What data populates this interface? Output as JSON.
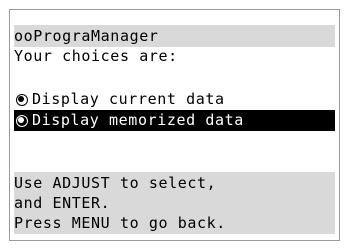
{
  "header": {
    "title": "ooPrograManager",
    "prompt": "Your choices are:"
  },
  "menu": {
    "options": [
      {
        "label": "Display current data",
        "selected": false
      },
      {
        "label": "Display memorized data",
        "selected": true
      }
    ]
  },
  "help": {
    "lines": [
      "Use ADJUST to select,",
      "and ENTER.",
      "Press MENU to go back."
    ]
  },
  "colors": {
    "band_gray": "#d9d9d9",
    "selected_bg": "#000000",
    "selected_text": "#ffffff"
  }
}
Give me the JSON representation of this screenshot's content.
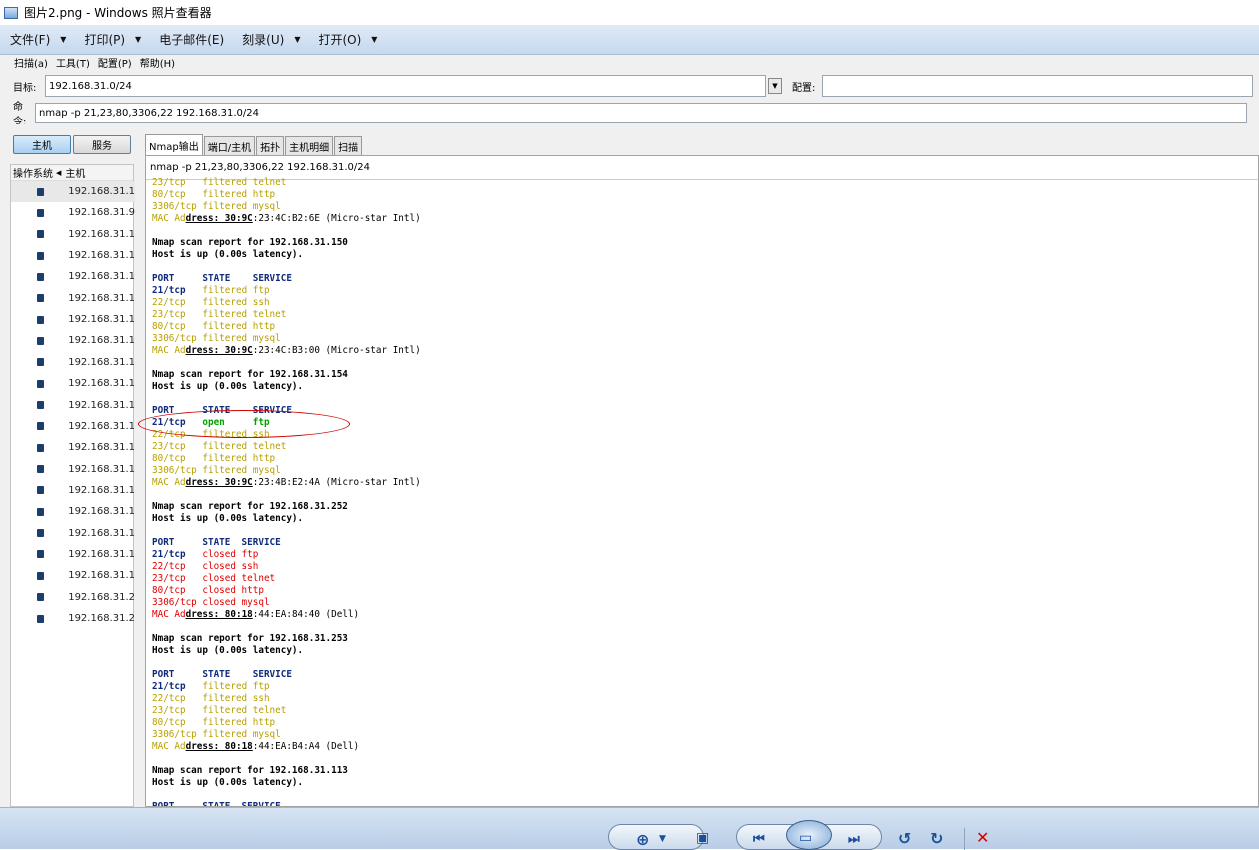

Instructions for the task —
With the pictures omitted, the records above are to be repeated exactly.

Solution below —
What data populates this interface? Output as JSON.
{
  "header": {
    "title": "ooPrograManager",
    "prompt": "Your choices are:"
  },
  "menu": {
    "options": [
      {
        "label": "Display current data",
        "selected": false
      },
      {
        "label": "Display memorized data",
        "selected": true
      }
    ]
  },
  "help": {
    "lines": [
      "Use ADJUST to select,",
      "and ENTER.",
      "Press MENU to go back."
    ]
  },
  "colors": {
    "band_gray": "#d9d9d9",
    "selected_bg": "#000000",
    "selected_text": "#ffffff"
  }
}
Give me the JSON representation of this screenshot's content.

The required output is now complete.